Ronald Lee Geigle was born and raised in the Pacific Northwest, but after heading East to attend Harvard he went on to build his career in the other Washington. First he worked for Senator Magnuson and Congressman Dicks, and later he became a public relations consultant on health policy.
But this is one of those instances of “you can take the fellow out of the Pacific Northwest, but you can’t take the Northwest out of the fellow.” For the past couple of decades, Geigle has spent his spare time working on “The Woods.” This post-Depression era novel uses the logging industry and associated labor disputes in the northern Puget Sound region as the backdrop for a story about a boy and a nation that are coming of age.
At 434 pages, this novel is as densely populated with characters as it is with virgin timber. Geigle roams from character to character, giving us multiple points of view from the owner of a start-up logging company, the widow of a logger, the aspiring politician who is wooing that widow and a Seattle shipping magnate.
But the story begins and ends with Albert Weissler, an 18-year-old who lost his father in a logging accident some years before, and now is working in the woods for his father’s old business partner.
By 1937 the country is emerging from the worst of the Great Depression, an economic cataclysm that shattered any notions of security. People are trying to rebuild their lives and figure out how to be savvier than the last time. There is less trust in paternalism and more belief in either looking out for one’s own interests, or worker solidarity.

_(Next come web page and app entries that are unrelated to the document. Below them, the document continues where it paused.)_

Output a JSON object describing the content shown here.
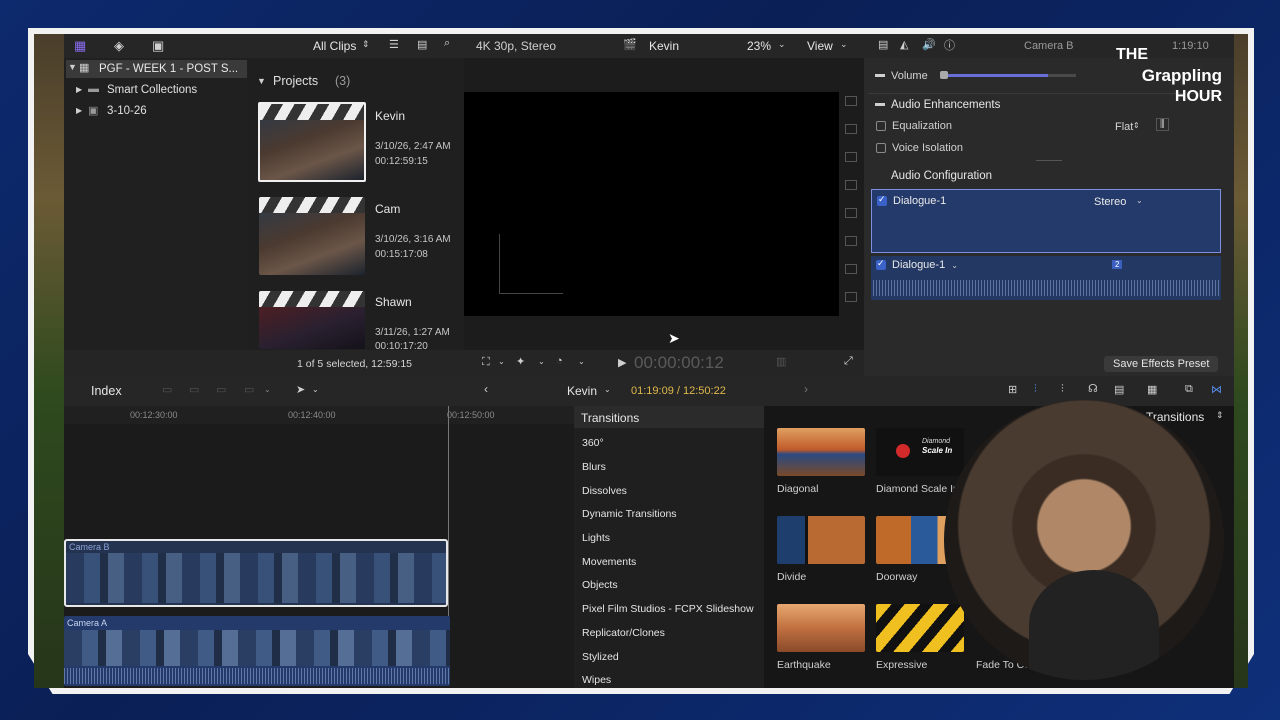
{
  "browser": {
    "library_name": "PGF - WEEK 1 - POST S...",
    "items": [
      "Smart Collections",
      "3-10-26"
    ],
    "filter_label": "All Clips",
    "projects_header": "Projects",
    "projects_count": "(3)",
    "projects": [
      {
        "name": "Kevin",
        "date": "3/10/26, 2:47 AM",
        "duration": "00:12:59:15"
      },
      {
        "name": "Cam",
        "date": "3/10/26, 3:16 AM",
        "duration": "00:15:17:08"
      },
      {
        "name": "Shawn",
        "date": "3/11/26, 1:27 AM",
        "duration": "00:10:17:20"
      }
    ],
    "selection_status": "1 of 5 selected, 12:59:15"
  },
  "viewer": {
    "format": "4K 30p, Stereo",
    "project_name": "Kevin",
    "zoom": "23%",
    "view_label": "View",
    "timecode": "00:00:00:12"
  },
  "inspector": {
    "clip_name": "Camera B",
    "timecode": "1:19:10",
    "volume_label": "Volume",
    "enhancements_label": "Audio Enhancements",
    "equalization_label": "Equalization",
    "equalization_value": "Flat",
    "voice_isolation_label": "Voice Isolation",
    "configuration_label": "Audio Configuration",
    "component_1": "Dialogue-1",
    "component_1_mode": "Stereo",
    "component_2": "Dialogue-1",
    "component_2_badge": "2",
    "save_preset_label": "Save Effects Preset"
  },
  "overlay": {
    "brand_line1": "THE",
    "brand_line2": "Grappling",
    "brand_line3": "HOUR"
  },
  "timeline": {
    "index_label": "Index",
    "project_name": "Kevin",
    "position": "01:19:09 / 12:50:22",
    "ruler": [
      "00:12:30:00",
      "00:12:40:00",
      "00:12:50:00"
    ],
    "track_b_label": "Camera B",
    "track_a_label": "Camera A"
  },
  "transitions": {
    "header": "Transitions",
    "popup_label": "Transitions",
    "categories": [
      "360°",
      "Blurs",
      "Dissolves",
      "Dynamic Transitions",
      "Lights",
      "Movements",
      "Objects",
      "Pixel Film Studios - FCPX Slideshow",
      "Replicator/Clones",
      "Stylized",
      "Wipes"
    ],
    "tiles": [
      "Diagonal",
      "Diamond Scale In",
      "Divide",
      "Doorway",
      "Earthquake",
      "Expressive",
      "Fade To Color"
    ],
    "tile_overlay_line1": "Diamond",
    "tile_overlay_line2": "Scale In"
  }
}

When it comes to the unions, there are different notions about how to galvanize the masses and how to consolidate power. The men who work in the woods are split between those who belong to the A.F.L. and those who belong to the C.I.O. – the latter group characterized as being more radical.
Meanwhile, Bud Cole is trying to make a go of the logging outfit he had had to abandon years before, but this involves walking a tightrope between his workers, their unions, and his big-money backers. It also means having to contend with some cutthroat competition and the day-to-day worries of rugged terrain and harsh weather.
Superstition, sabotage, violence, political intrigue, sex and larceny keep the story humming along.
Geigle’s characters – even the minor ones – are finely shaded with ambition, compassion, desire and jealousy.
The author also provides meticulous particulars whether he is writing about bridge building techniques, logging operations, or business and political strategies.
Freighted as it is with such intense detail, “The Woods” requires that the reader settle in for a time before being able to sort through the characters and story lines. But Geigle does pull it together, mostly. While there are a few loose ends and unexplained logistics that might have been cleaned up before this book went to press, overall “The Woods” is a satisfying read.
THIS WEEK'S BOOK
WordVirgin.com – 434 pp - $16.99